Hooded Warbler
Ecoregional Scale Conservation Planning

Made possible through a partnership with the National Wetlands Research Center

Orchard Oriole (Icterus spurius )
Orchard orioles are Neotropical migrants that occur throughout most of the United States east of the Rocky Mountains with the exception of New England and the northern Great Lakes. Although the species has experienced increases along the edges of its distribution, in the core of its range, where densities are highest, numbers have declined. In the WGCP, orchard oriole populations have declined 3.0 percent per year since 1967. Populations in the adjacent Mississippi Alluvial Valley have declined 4.1 percent Table 005 (Table 005) . The species is a Bird of Conservation Concern in the WGCP and is identified as a species needing management attention in both the CH and WGCP (regional combined score = 17 and 18, respectively; Table 001 Table 001) .
Relative abundance of Orchard Oriole, derived from Breeding Bird Survey data, 1994 - 2003.
image courtesy of www.whatbird.com

Natural History:
The orchard oriole breeds in wooded riparian zones, floodplains, marshes, and shorelines (Scharf and Kren 1996) but also occur in open shrublands and low-density human-dominated areas (e.g., farms and parklands). Orchard orioles are semi-colonial in optimal habitat but are relatively solitary in marginal areas.

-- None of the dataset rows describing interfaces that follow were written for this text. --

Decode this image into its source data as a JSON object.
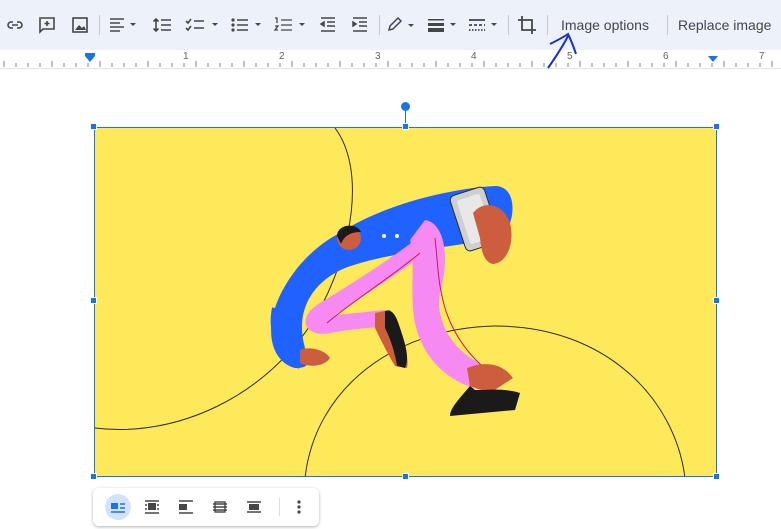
{
  "toolbar": {
    "image_options_label": "Image options",
    "replace_image_label": "Replace image"
  },
  "ruler": {
    "numbers": [
      "1",
      "2",
      "3",
      "4",
      "5",
      "6",
      "7"
    ]
  },
  "colors": {
    "toolbar_bg": "#edf2fa",
    "selection_blue": "#1a73e8",
    "image_bg": "#fde95a",
    "figure_blue": "#1f62ff",
    "figure_pink": "#f78af2",
    "skin": "#cc5d3f",
    "annotation_ink": "#1c2fc9"
  },
  "icons": {
    "toolbar": [
      "link-icon",
      "add-comment-icon",
      "insert-image-icon",
      "align-icon",
      "line-spacing-icon",
      "checklist-icon",
      "bulleted-list-icon",
      "numbered-list-icon",
      "decrease-indent-icon",
      "increase-indent-icon",
      "border-color-icon",
      "border-weight-icon",
      "border-dash-icon",
      "crop-icon"
    ],
    "float_bar": [
      "inline-icon",
      "wrap-text-icon",
      "break-text-icon",
      "behind-text-icon",
      "in-front-of-text-icon",
      "more-options-icon"
    ]
  },
  "float_bar": {
    "active_option": "inline"
  }
}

This species is a common brown-headed cowbird host.

Model Description:

The orchard oriole habitat suitability model contains five parameters:

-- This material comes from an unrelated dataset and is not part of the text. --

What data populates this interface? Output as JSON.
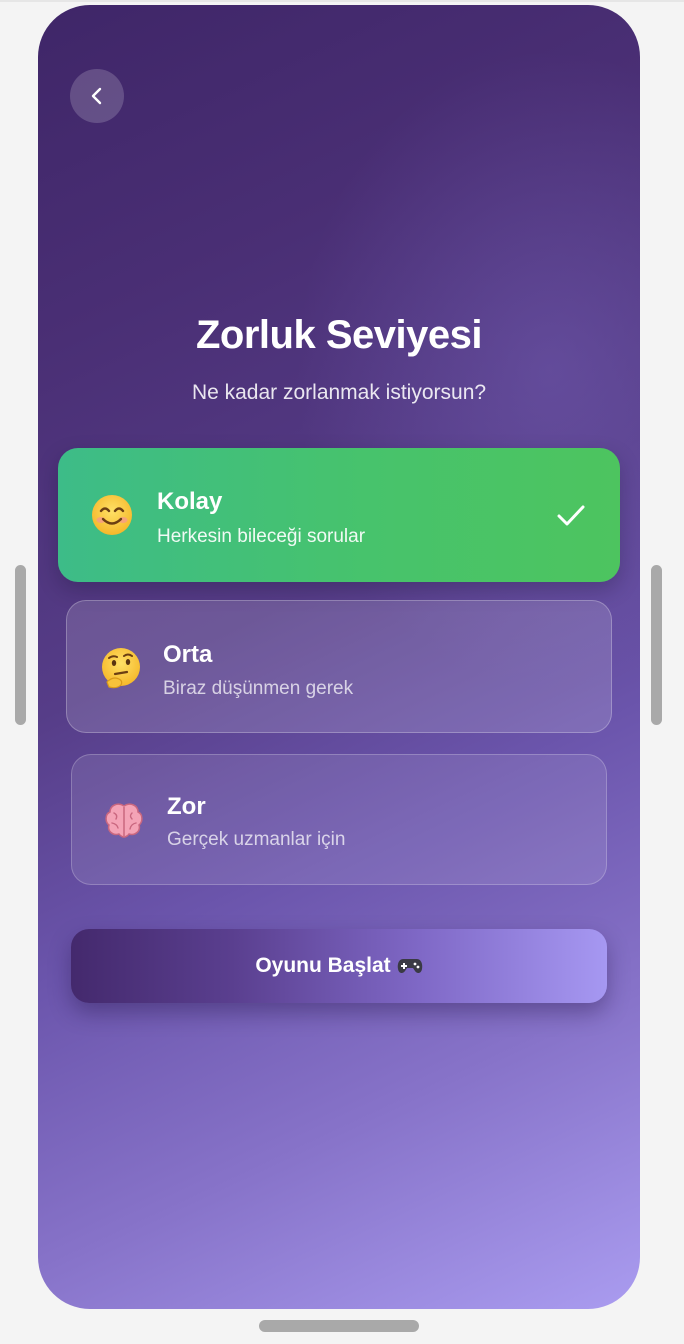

  • landform
  • landcover
  • successional age class
  • forest within a 1-km radius
  • basal area

The first suitability function combines landform, landcover, and successional age class into a single matrix (SI1) that defines unique combinations of these classes Table 096 (Table 096) . We directly assigned habitat suitability scores to these combinations based on orchard oriole vegetation and successional age class associations in Hamel (1992). However, we adjusted Hamel’s values to account for the preference of orchard orioles for mesic habitats (e.g., riparian zones, floodplains, and marshes; Scharf and Kren 1996).

Orchard orioles are not area-sensitive but are generally restricted to forested landscapes. Therefore, we included only local forest composition (SI2) in our model to discount forest patches that were isolated within a matrix of non-forest landcover. Conversely, the species is an edge species whose abundance declines in heavily forested regions (Scharf and Kren 1996). Therefore, we assumed landscapes with 70–80 percent forest provided optimal habitat suitability (1.000) and reduced suitability symmetrically as landscape composition shifted from these optima Table 097 (Table 097 , Figure 056 Figure 056) .

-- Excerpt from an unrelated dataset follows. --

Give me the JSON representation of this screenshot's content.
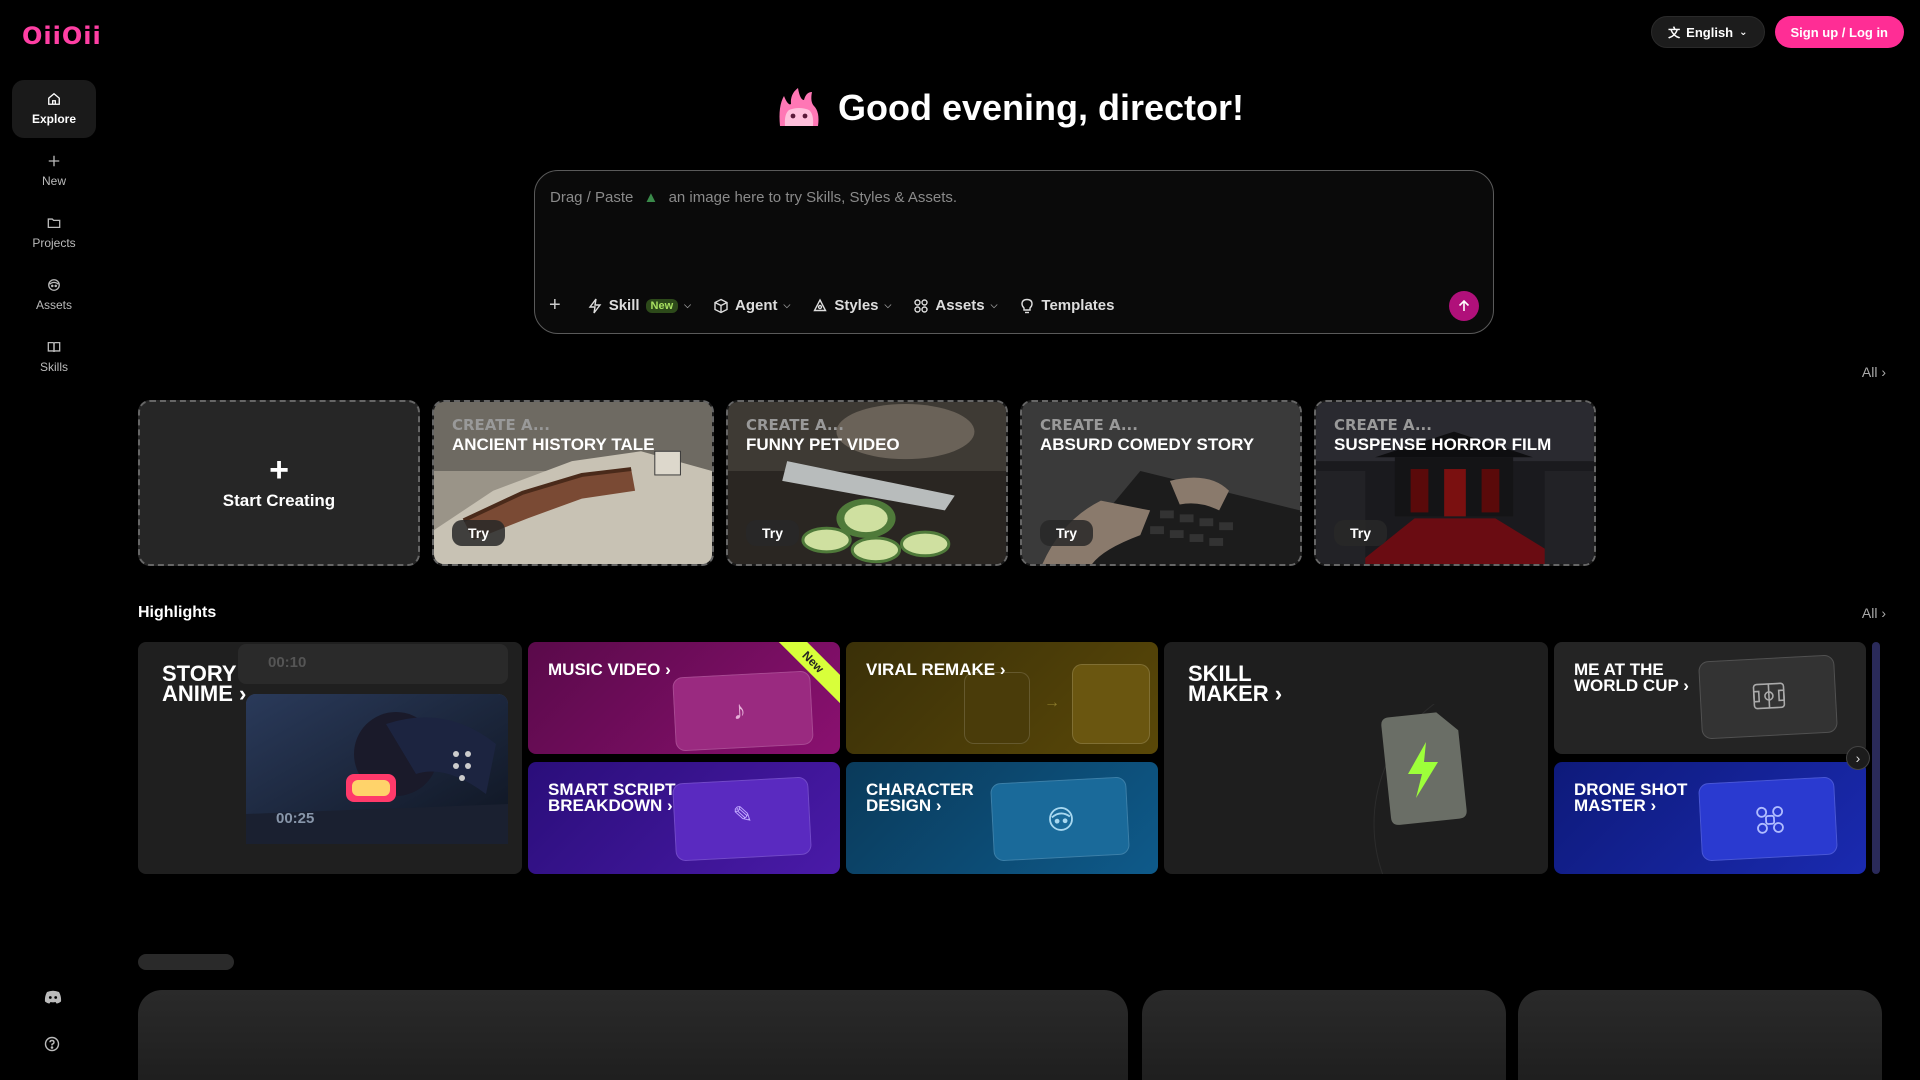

Orchard orioles are most abundant in areas with scattered trees. Therefore, we modeled the basal area (SI3)–habitat suitability relationship as a quadratic function Figure 057 (Figure 057) that maximized suitability index scores at intermediate basal area values Table 098 (Table 098) .

To calculate the overall suitability index score, we determined the geometric mean of SI scores for forest structure indices (SI1 and SI3) and then determined the geometric mean of this value and landscape composition (SI2).

Overall SI = ((SI1 * SI3)0.500 * SI2)0.500